Interface dataset entries:
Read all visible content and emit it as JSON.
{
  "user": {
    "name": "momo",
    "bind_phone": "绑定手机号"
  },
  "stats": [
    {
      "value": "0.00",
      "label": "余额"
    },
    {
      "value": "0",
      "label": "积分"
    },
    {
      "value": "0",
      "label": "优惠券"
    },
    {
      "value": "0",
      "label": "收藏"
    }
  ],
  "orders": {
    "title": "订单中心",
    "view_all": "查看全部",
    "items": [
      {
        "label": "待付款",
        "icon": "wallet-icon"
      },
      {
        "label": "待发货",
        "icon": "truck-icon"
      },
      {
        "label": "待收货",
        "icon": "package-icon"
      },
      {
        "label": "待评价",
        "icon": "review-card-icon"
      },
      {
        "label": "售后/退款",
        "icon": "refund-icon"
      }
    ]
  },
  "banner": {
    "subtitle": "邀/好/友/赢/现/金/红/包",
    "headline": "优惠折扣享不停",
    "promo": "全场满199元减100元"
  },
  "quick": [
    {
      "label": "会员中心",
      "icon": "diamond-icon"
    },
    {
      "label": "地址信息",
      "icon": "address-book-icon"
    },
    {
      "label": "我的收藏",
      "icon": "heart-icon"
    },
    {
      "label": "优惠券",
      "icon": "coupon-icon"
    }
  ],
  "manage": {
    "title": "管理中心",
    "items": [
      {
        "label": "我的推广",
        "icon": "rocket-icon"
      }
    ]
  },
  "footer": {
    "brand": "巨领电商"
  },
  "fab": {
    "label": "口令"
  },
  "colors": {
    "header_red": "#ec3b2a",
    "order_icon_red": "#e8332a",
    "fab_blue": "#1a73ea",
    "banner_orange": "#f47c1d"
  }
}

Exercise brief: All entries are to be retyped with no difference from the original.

Exercise answer:
Read all visible content and emit it as JSON.
{
  "user": {
    "name": "momo",
    "bind_phone": "绑定手机号"
  },
  "stats": [
    {
      "value": "0.00",
      "label": "余额"
    },
    {
      "value": "0",
      "label": "积分"
    },
    {
      "value": "0",
      "label": "优惠券"
    },
    {
      "value": "0",
      "label": "收藏"
    }
  ],
  "orders": {
    "title": "订单中心",
    "view_all": "查看全部",
    "items": [
      {
        "label": "待付款",
        "icon": "wallet-icon"
      },
      {
        "label": "待发货",
        "icon": "truck-icon"
      },
      {
        "label": "待收货",
        "icon": "package-icon"
      },
      {
        "label": "待评价",
        "icon": "review-card-icon"
      },
      {
        "label": "售后/退款",
        "icon": "refund-icon"
      }
    ]
  },
  "banner": {
    "subtitle": "邀/好/友/赢/现/金/红/包",
    "headline": "优惠折扣享不停",
    "promo": "全场满199元减100元"
  },
  "quick": [
    {
      "label": "会员中心",
      "icon": "diamond-icon"
    },
    {
      "label": "地址信息",
      "icon": "address-book-icon"
    },
    {
      "label": "我的收藏",
      "icon": "heart-icon"
    },
    {
      "label": "优惠券",
      "icon": "coupon-icon"
    }
  ],
  "manage": {
    "title": "管理中心",
    "items": [
      {
        "label": "我的推广",
        "icon": "rocket-icon"
      }
    ]
  },
  "footer": {
    "brand": "巨领电商"
  },
  "fab": {
    "label": "口令"
  },
  "colors": {
    "header_red": "#ec3b2a",
    "order_icon_red": "#e8332a",
    "fab_blue": "#1a73ea",
    "banner_orange": "#f47c1d"
  }
}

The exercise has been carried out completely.